USC Casden Multifamily Forecast: Rent Continues to Increase as Demand for Southern California Rental Housing Outpaces Supply

LOS ANGELES--()--The 2014 USC Casden Multifamily Forecast reports that rents continue to rise throughout the region as the demand for rental housing outpaces the completion of new units.

During the one-year period that ended in June, apartment vacancies declined in all four Southern California markets analyzed. San Diego County had the lowest vacancy rate at 3.2 percent (a 2.8 percent decrease), followed by Los Angeles at 3.3 percent (a 10.8 percent decrease), Orange County at 3.6 percent (a 14 percent decrease), and the Inland Empire, where vacancies plummeted 30 percent to 3.8 percent.

While the forecast projects relatively flat vacancy rates over the next two years – a slight decrease in Los Angeles and Orange counties countered by a modest increase in San Diego County and the Inland Empire – renters will pay more for housing.

USC Lusk Center Director Richard Green, who co-authored the study with USC researcher Vincent Reina and California Association of Realtors Senior Economist Selma Hepp, says the affordability issue is a cause for concern.

“Though the economy and employment have improved, renters’ incomes are stagnant,” Green said. “So while net absorption and occupancy rates are moving in the right direction, affordability continues to worsen. As more renters double up or move elsewhere, vacancies could increase and drive down rents.”

As of June 2014, renters in Los Angeles County paid a monthly average of $1,716, which was highest in the region and 3.9 percent above the previous year. The average rent in Orange County increased 3.2 percent to $1,663, while San Diego County renters paid $1,498, a 2.8 percent increase. While the Inland Empire continues to have the most affordable rental housing at $1,134 per month, it also saw the sharpest increase at 4.1 percent.

The average rent in all four regions is projected to increase every quarter for the next two years:


Average rent in Los Angeles County is projected to increase 8.2 percent by June 2016. Vacancy rates are expected to decrease 6 percent by June 2015 and another 6.8 percent by June 2016. The Santa Monica/Marina del Rey submarket currently pays the county’s highest rent at $2,618. At $829, Antelope Valley has the lowest average rent.


Orange County rents are expected to increase 8.6 percent by June 2016. Unless there is a significant increase in new units, the vacancy rate will decrease by 56 basis points, or 15.5 percent during the same period.
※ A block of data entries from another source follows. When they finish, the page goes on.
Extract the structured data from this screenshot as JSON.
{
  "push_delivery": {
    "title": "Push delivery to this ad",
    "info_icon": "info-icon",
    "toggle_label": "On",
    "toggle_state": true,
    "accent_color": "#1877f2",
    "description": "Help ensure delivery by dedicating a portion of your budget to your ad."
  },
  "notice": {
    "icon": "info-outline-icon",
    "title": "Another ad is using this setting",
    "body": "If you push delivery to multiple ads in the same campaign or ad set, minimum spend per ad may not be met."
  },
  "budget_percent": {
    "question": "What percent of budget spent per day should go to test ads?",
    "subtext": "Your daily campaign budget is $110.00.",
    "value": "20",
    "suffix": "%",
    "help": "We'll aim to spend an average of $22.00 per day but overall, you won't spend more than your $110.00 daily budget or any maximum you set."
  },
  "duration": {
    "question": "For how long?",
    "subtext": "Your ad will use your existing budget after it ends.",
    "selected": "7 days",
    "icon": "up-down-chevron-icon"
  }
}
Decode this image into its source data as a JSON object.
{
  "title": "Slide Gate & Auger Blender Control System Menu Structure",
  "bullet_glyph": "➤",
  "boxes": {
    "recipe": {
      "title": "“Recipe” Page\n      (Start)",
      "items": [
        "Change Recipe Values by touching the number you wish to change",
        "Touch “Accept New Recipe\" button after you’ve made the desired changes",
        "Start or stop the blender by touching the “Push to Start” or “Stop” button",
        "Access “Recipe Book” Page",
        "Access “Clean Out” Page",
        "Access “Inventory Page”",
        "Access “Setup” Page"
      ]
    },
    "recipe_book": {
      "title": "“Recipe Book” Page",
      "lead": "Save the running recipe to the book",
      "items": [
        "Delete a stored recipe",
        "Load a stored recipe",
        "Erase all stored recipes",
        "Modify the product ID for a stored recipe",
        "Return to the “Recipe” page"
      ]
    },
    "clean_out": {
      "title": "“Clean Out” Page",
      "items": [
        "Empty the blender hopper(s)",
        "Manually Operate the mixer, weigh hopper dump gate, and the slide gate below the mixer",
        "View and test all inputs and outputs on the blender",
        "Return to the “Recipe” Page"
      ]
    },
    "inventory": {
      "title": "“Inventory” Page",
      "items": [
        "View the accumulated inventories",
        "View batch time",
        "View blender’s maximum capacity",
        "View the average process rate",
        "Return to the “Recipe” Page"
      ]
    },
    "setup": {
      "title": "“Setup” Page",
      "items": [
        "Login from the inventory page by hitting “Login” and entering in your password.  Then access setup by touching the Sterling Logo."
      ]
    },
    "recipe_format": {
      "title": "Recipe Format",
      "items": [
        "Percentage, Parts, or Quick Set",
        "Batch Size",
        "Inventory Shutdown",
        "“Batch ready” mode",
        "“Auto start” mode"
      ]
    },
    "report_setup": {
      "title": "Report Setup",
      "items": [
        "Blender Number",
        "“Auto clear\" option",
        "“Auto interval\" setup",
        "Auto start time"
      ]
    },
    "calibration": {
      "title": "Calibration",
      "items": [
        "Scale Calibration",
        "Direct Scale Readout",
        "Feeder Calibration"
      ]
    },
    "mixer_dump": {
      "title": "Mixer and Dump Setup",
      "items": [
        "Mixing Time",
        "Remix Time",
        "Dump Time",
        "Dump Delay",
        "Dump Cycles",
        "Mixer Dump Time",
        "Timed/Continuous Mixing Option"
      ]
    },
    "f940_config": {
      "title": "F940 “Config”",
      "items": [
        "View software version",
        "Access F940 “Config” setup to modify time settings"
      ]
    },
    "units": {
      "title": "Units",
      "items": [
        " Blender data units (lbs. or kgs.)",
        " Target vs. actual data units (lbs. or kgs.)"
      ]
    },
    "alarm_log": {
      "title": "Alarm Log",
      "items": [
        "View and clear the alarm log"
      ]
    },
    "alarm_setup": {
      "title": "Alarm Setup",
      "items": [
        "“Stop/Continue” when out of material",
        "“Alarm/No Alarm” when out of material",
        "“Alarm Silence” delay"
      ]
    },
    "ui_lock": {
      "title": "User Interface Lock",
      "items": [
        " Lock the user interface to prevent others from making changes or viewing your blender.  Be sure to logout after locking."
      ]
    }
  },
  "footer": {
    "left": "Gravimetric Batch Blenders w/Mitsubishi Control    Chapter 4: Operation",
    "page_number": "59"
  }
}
Currently, Newport Beach’s average rent of $2,223 is the highest in Orange County, while Anaheim’s $1,300 average rent is the lowest.


Average rent in the Inland Empire is forecasted to increase 9.9 percent by June 2016. The vacancy rate, which will be up and down through June 2016, is expected to be relatively unchanged by the end of the same period of time. This year, renters in the Rancho Cucamonga/Upland submarket paid the highest rent at $1.384, while Victorville/Outer San Bernardino renters paid the lowest at $797.


Rents in San Diego County are projected to increase 6.9 percent by June 2016. The countywide vacancy rate will be up and down during that period, but end up 2.9 percent above the current vacancy rates. In 2014, the Carlsbad/Encinitas/Del Mar submarket pays the highest rent at $1,843 while the Escondido submarket pays the lowest at $1,119.

The nearly 60-page report also contains additional analysis and projections for all 52 submarkets that comprise the four larger markets in Southern California. The complete 2014 USC Casden Multifamily Forecast will be made available online on Wednesday, October 8 at

About the USC Lusk Center: The University of Southern California Lusk Center for Real Estate seeks to advance real estate knowledge, inform business practice, and address timely issues that affect the real estate industry, the urban economy, and public policy. The Lusk Center produces relevant and timely real estate research, supports educational programs for students and executives, and convenes professional forums that bring together academics, students, business executives, and community leaders. For more information please visit


The Hoyt Organization
Kent Barrett, 310-373-0103


The Hoyt Organization
Kent Barrett, 310-373-0103